Upholding the principle of abiding by established global environmental and conservationist norms should be a value for Taiwan's democratically elected "green" government and will be widely respected by our citizens.

Indeed, Taiwanese wildlife conservation groups have already objected to the transfer on the grounds that pandas are an endangered species subject to special protection and should not be abused as political "gifts." In order to ensure compliance with CITES as well as respect Taiwan's laws, a second fundamental condition is that the process for the exchange be subject to official or at least officially authorized consultation between the PRC and Taiwan governments and take place according to Taiwan's customs and quarantine laws.

Mutual respect and parity between the PRC and Taiwan governments is also a requirement if the pandas are truly coming as a gesture of "good will" and "peace" and not as a means to denigrate our status as a sovereign state. Obviously, Beijing and the KMT hope to consider the transfer of pandas to Taiwan as a "domestic" transfer within "one China" to avoid the rigorous process and documentation required by CITES.

Naturally, part of their common motivation is also to demonstrate in action that Taiwan is not a sovereign state either in name or substance and to undermine the credibility of our elected government.

However, any refusal by Beijing or the KMT to accept the principle of putting respect of the CITES framework first will put on display to the world and to Taiwan society the common contempt of the CCP and pan-blue camp for the norms of international society and their willingness to risk the lives of these endangered animals for purely political motives.

If the KMT and PFP want to ram a resolution through the Legislative Yuan that would violate these norms, they should expect to pay a political price for such uncivilized and inhumane behavior.

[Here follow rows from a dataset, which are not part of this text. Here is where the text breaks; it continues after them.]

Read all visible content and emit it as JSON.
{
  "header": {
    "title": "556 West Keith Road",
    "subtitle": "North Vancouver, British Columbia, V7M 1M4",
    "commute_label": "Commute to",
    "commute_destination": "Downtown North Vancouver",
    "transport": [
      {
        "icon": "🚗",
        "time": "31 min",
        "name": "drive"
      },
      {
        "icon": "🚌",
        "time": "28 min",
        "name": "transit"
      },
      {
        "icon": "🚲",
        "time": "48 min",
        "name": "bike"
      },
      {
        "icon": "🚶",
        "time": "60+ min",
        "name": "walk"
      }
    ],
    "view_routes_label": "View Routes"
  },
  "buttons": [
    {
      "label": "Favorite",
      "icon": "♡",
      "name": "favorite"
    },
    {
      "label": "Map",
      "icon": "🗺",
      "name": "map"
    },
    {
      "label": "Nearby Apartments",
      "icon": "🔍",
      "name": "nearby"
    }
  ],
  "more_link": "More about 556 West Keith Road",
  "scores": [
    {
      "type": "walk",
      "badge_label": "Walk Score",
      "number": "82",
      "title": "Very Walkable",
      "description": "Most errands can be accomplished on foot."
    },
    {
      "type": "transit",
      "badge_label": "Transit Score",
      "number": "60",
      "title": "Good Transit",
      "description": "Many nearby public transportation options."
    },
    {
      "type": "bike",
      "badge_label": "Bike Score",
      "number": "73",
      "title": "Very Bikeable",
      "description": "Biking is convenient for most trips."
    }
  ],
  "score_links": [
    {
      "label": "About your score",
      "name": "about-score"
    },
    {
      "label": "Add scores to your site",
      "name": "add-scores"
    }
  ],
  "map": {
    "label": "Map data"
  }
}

We suggest that the best way for the DPP government to defuse the "panda" issue is to send clear messages to our people and the world that pandas are welcome to our shores if the transfer meets the CITES wildlife conservation regulatory framework to ensure the safety of the pandas and abides by administrative and legal processes negotiated through government to government authorized consultations.


Updated : 2021-03-03 04:50 GMT+08:00